*If the food I mentioned doesn’t sound good then don’t worry…simply eat what sounds good to your body. If you have any diarrhea take Imodium AD. If you have aching muscles and limbs take Advil and rub Icy Hot on the problem areas.
Step 10: Stay Clean!
Now you know how to taper off opiates WITHOUT WITHDRAWAL!!! However, the real challenge is staying clean. You are probably going to feel like using in the next few weeks or months. Don’t give in! Continue taking your supplements, exercising, and eating healthy.
Continue writing in your journal and reading your book. Start another book as soon as you finish the first one. Feeding your mind is essential for developing a healthy recovery free of addiction.
Natural Pain Relief and PAWS
If you are one of the many people who was originally prescribed opiates for issues with pain, you might benefit from learning about natural remedies for pain relief.
I’ve written an article completely devoted to this titled:
Also, now that you’re going to live life without opiates, there is a high percentage chance you will go through Post Acute Withdrawal Syndrome (PAWS), which is a set of symptoms that manifest after the acute withdrawal.
To combat this disorder, please refer to the following article:
Learning how to live life without opiates can be difficult. We get so used to reaching for opiates to give us energy and happiness. The next few months after tapering off opiates will test you. The first 90 days after getting clean is when 90% of people relapse. Don’t let it happen to you!
I’ve been clean for several years now, and I feel better than I have in my entire life at the age of 38. It took me about six months to really feel amazing after I got off opiates, so I encourage you to be patient. It takes the body some time to recover from all the brain chemistry imbalances that opiates created or exacerbated.
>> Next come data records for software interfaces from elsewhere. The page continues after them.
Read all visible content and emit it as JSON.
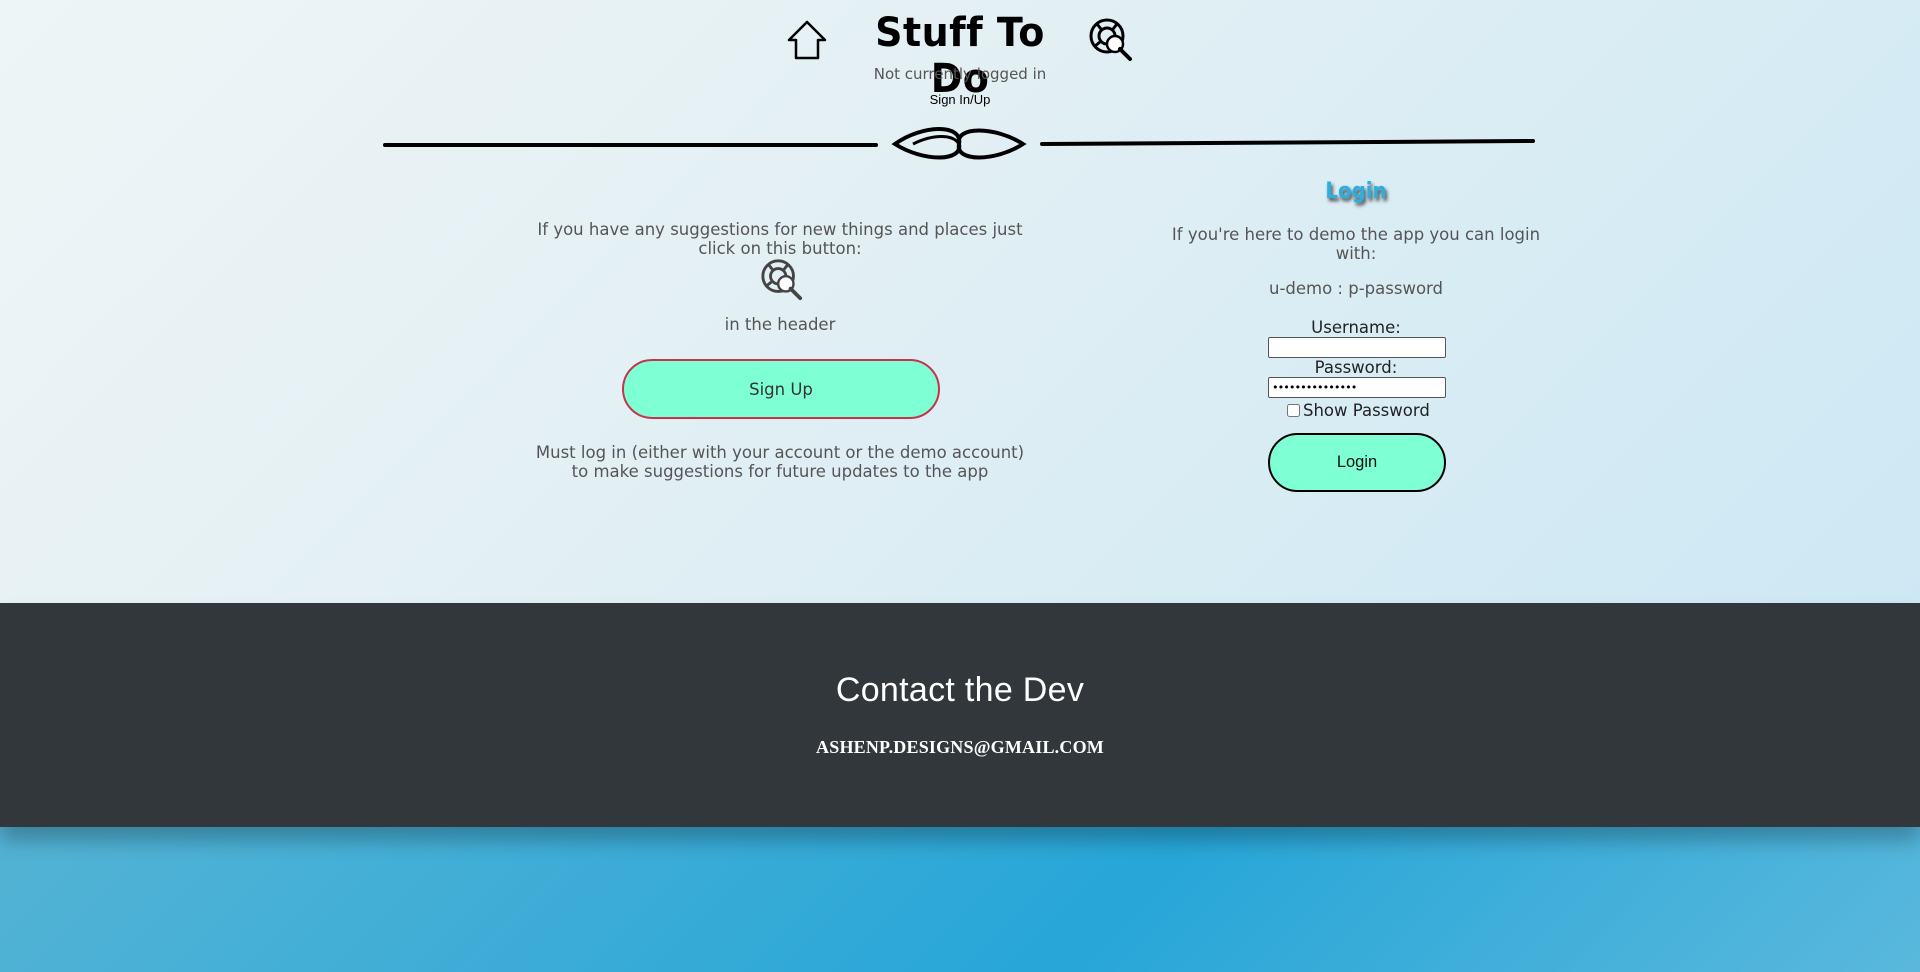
{
  "header": {
    "title": "Stuff To Do",
    "login_status": "Not currently logged in",
    "signin_link": "Sign In/Up",
    "home_icon": "home-icon",
    "suggest_icon": "lifebuoy-magnifier-icon"
  },
  "suggestions": {
    "intro_text": "If you have any suggestions for new things and places just click on this button:",
    "icon": "lifebuoy-magnifier-icon",
    "location_text": "in the header",
    "signup_label": "Sign Up",
    "requirement_text": "Must log in (either with your account or the demo account) to make suggestions for future updates to the app"
  },
  "login": {
    "heading": "Login",
    "demo_text": "If you're here to demo the app you can login with:",
    "demo_credentials": "u-demo : p-password",
    "username_label": "Username:",
    "username_value": "",
    "password_label": "Password:",
    "password_value": "•••••••••••••••",
    "show_password_label": "Show Password",
    "show_password_checked": false,
    "login_label": "Login"
  },
  "footer": {
    "title": "Contact the Dev",
    "email": "ashenp.designs@gmail.com"
  },
  "colors": {
    "button_fill": "#7fffd4",
    "signup_border": "#c4354d",
    "login_heading": "#2ab0e0",
    "footer_bg": "#31373a"
  }
}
Find other people who’ve successfully tapered off opiates to talk with and use them as your support system during this early recovery phase. I have faith that you will stay clean now that you’ve learned how to taper off opiates without withdrawal.
If you have any questions on how to taper off opiates without withdrawal, please leave them in the comment box below. I love hearing from my readers. Feel free to ask me about tapering, supplements, exercise, nutrition, or anything else that your heart desires.
I hope you enjoyed this looooooong article on how to taper off opiates without withdrawal as much as I enjoyed writing it for you!
And if you did like it, then you’ll love the Ultimate Opiate Recovery System.
It’s full of Videos, PDF Downloads, and much more content that I designed to help you get off opiates from home in the most painless way imaginable.
It’s much more comprehensive than this article and has detailed information on over-the-counter medicine, prescription medicine, supplements, natural drugs, and home remedies that can all be used to reduce opiate withdrawal symptoms. Click here now to check out the Ultimate Opiate Recovery System.